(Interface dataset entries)
*** Block opens ***

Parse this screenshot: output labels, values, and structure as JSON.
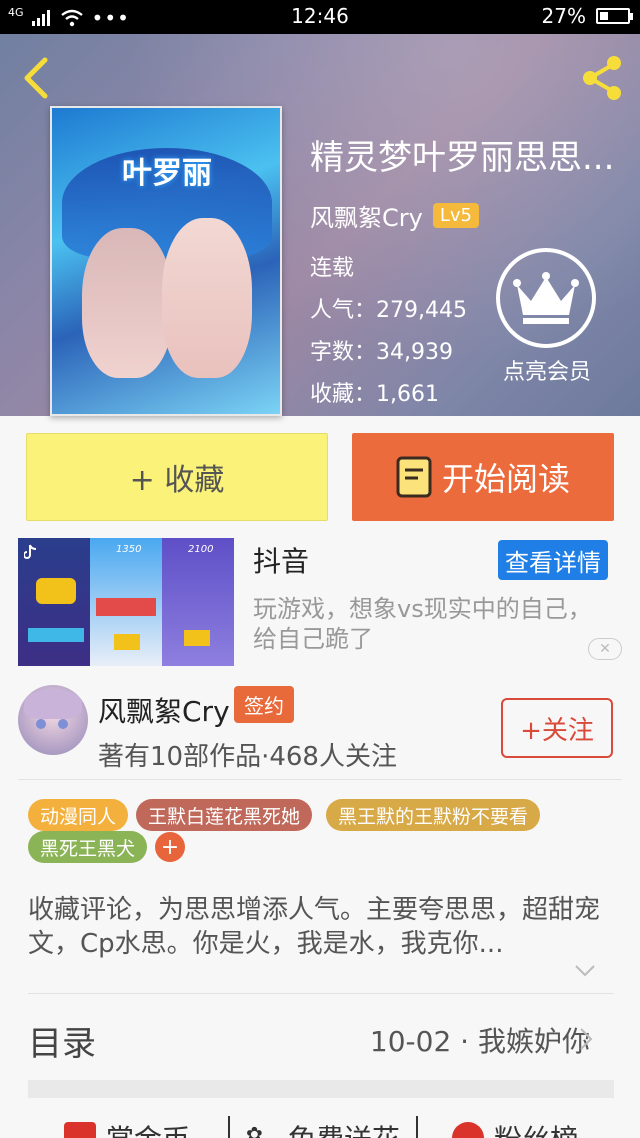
{
  "status_bar": {
    "network": "4G",
    "time": "12:46",
    "battery": "27%"
  },
  "book": {
    "title": "精灵梦叶罗丽思思...",
    "cover_text": "叶罗丽",
    "author": "风飘絮Cry",
    "level": "Lv5",
    "status": "连载",
    "popularity_label": "人气：",
    "popularity": "279,445",
    "words_label": "字数：",
    "words": "34,939",
    "favorites_label": "收藏：",
    "favorites": "1,661"
  },
  "vip": {
    "label": "点亮会员"
  },
  "actions": {
    "collect_label": "+ 收藏",
    "read_label": "开始阅读"
  },
  "ad": {
    "title": "抖音",
    "detail_label": "查看详情",
    "description": "玩游戏，想象vs现实中的自己，给自己跪了",
    "thumb_numbers": [
      "1350",
      "2100"
    ]
  },
  "author_block": {
    "name": "风飘絮Cry",
    "badge": "签约",
    "meta": "著有10部作品·468人关注",
    "follow_label": "+关注"
  },
  "tags": [
    {
      "label": "动漫同人",
      "color": "#f4b03c"
    },
    {
      "label": "王默白莲花黑死她",
      "color": "#c0695a"
    },
    {
      "label": "黑王默的王默粉不要看",
      "color": "#d8a947"
    },
    {
      "label": "黑死王黑犬",
      "color": "#8bb457"
    }
  ],
  "tag_add": "+",
  "description": "收藏评论，为思思增添人气。主要夸思思，超甜宠文，Cp水思。你是火，我是水，我克你...",
  "toc": {
    "label": "目录",
    "latest": "10-02 · 我嫉妒你"
  },
  "bottom_bar": [
    {
      "label": "赏金币"
    },
    {
      "label": "免费送花"
    },
    {
      "label": "粉丝榜"
    }
  ],
  "colors": {
    "accent": "#ec6b3d",
    "collect": "#fbf27a",
    "follow": "#d94a3a",
    "ad_button": "#1f7fe6"
  }
}
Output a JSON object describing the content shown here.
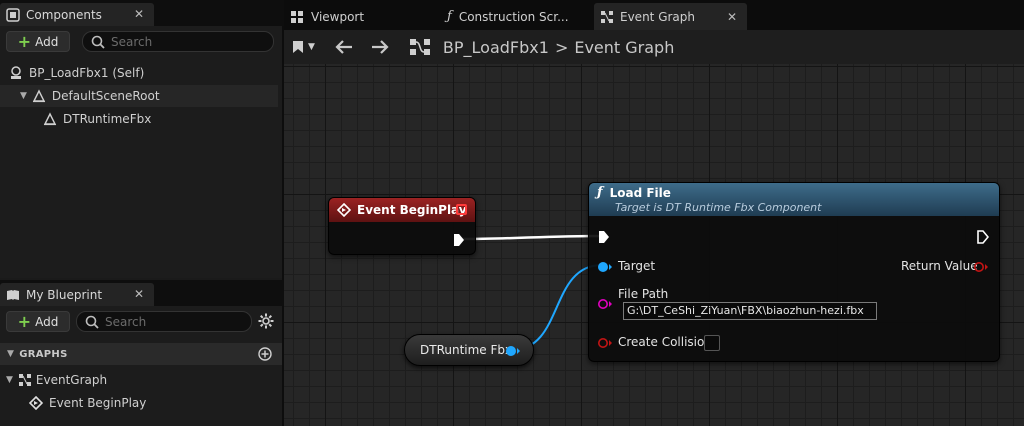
{
  "components_panel": {
    "tab_label": "Components",
    "add_label": "Add",
    "search_placeholder": "Search",
    "tree": [
      {
        "label": "BP_LoadFbx1 (Self)",
        "icon": "blueprint-self-icon"
      },
      {
        "label": "DefaultSceneRoot",
        "icon": "scene-root-icon"
      },
      {
        "label": "DTRuntimeFbx",
        "icon": "component-icon"
      }
    ]
  },
  "my_blueprint_panel": {
    "tab_label": "My Blueprint",
    "add_label": "Add",
    "search_placeholder": "Search",
    "sections": [
      {
        "label": "GRAPHS",
        "items": [
          {
            "label": "EventGraph",
            "icon": "event-graph-icon"
          },
          {
            "label": "Event BeginPlay",
            "icon": "event-diamond-icon"
          }
        ]
      }
    ]
  },
  "editor": {
    "tabs": [
      {
        "label": "Viewport",
        "icon": "viewport-icon",
        "active": false
      },
      {
        "label": "Construction Scr...",
        "icon": "function-icon",
        "active": false
      },
      {
        "label": "Event Graph",
        "icon": "event-graph-icon",
        "active": true
      }
    ],
    "breadcrumb": {
      "blueprint": "BP_LoadFbx1",
      "separator": ">",
      "graph": "Event Graph"
    }
  },
  "graph": {
    "event_node": {
      "title": "Event BeginPlay",
      "header_color": "#8b1e1e"
    },
    "function_node": {
      "title": "Load File",
      "subtitle": "Target is DT Runtime Fbx Component",
      "header_color": "#2e5670",
      "pins": {
        "target": "Target",
        "file_path": "File Path",
        "file_path_value": "G:\\DT_CeShi_ZiYuan\\FBX\\biaozhun-hezi.fbx",
        "create_collision": "Create Collision",
        "create_collision_checked": false,
        "return_value": "Return Value"
      }
    },
    "variable_node": {
      "label": "DTRuntime Fbx"
    }
  },
  "colors": {
    "object_pin": "#1fa7ff",
    "string_pin": "#e000c0",
    "bool_pin": "#9a0000",
    "exec_wire": "#ffffff",
    "add_plus": "#7fcf4f"
  }
}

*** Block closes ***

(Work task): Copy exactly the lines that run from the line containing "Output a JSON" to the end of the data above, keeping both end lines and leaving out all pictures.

(Exercise output):
Output a JSON object describing the content shown here.
{
  "components_panel": {
    "tab_label": "Components",
    "add_label": "Add",
    "search_placeholder": "Search",
    "tree": [
      {
        "label": "BP_LoadFbx1 (Self)",
        "icon": "blueprint-self-icon"
      },
      {
        "label": "DefaultSceneRoot",
        "icon": "scene-root-icon"
      },
      {
        "label": "DTRuntimeFbx",
        "icon": "component-icon"
      }
    ]
  },
  "my_blueprint_panel": {
    "tab_label": "My Blueprint",
    "add_label": "Add",
    "search_placeholder": "Search",
    "sections": [
      {
        "label": "GRAPHS",
        "items": [
          {
            "label": "EventGraph",
            "icon": "event-graph-icon"
          },
          {
            "label": "Event BeginPlay",
            "icon": "event-diamond-icon"
          }
        ]
      }
    ]
  },
  "editor": {
    "tabs": [
      {
        "label": "Viewport",
        "icon": "viewport-icon",
        "active": false
      },
      {
        "label": "Construction Scr...",
        "icon": "function-icon",
        "active": false
      },
      {
        "label": "Event Graph",
        "icon": "event-graph-icon",
        "active": true
      }
    ],
    "breadcrumb": {
      "blueprint": "BP_LoadFbx1",
      "separator": ">",
      "graph": "Event Graph"
    }
  },
  "graph": {
    "event_node": {
      "title": "Event BeginPlay",
      "header_color": "#8b1e1e"
    },
    "function_node": {
      "title": "Load File",
      "subtitle": "Target is DT Runtime Fbx Component",
      "header_color": "#2e5670",
      "pins": {
        "target": "Target",
        "file_path": "File Path",
        "file_path_value": "G:\\DT_CeShi_ZiYuan\\FBX\\biaozhun-hezi.fbx",
        "create_collision": "Create Collision",
        "create_collision_checked": false,
        "return_value": "Return Value"
      }
    },
    "variable_node": {
      "label": "DTRuntime Fbx"
    }
  },
  "colors": {
    "object_pin": "#1fa7ff",
    "string_pin": "#e000c0",
    "bool_pin": "#9a0000",
    "exec_wire": "#ffffff",
    "add_plus": "#7fcf4f"
  }
}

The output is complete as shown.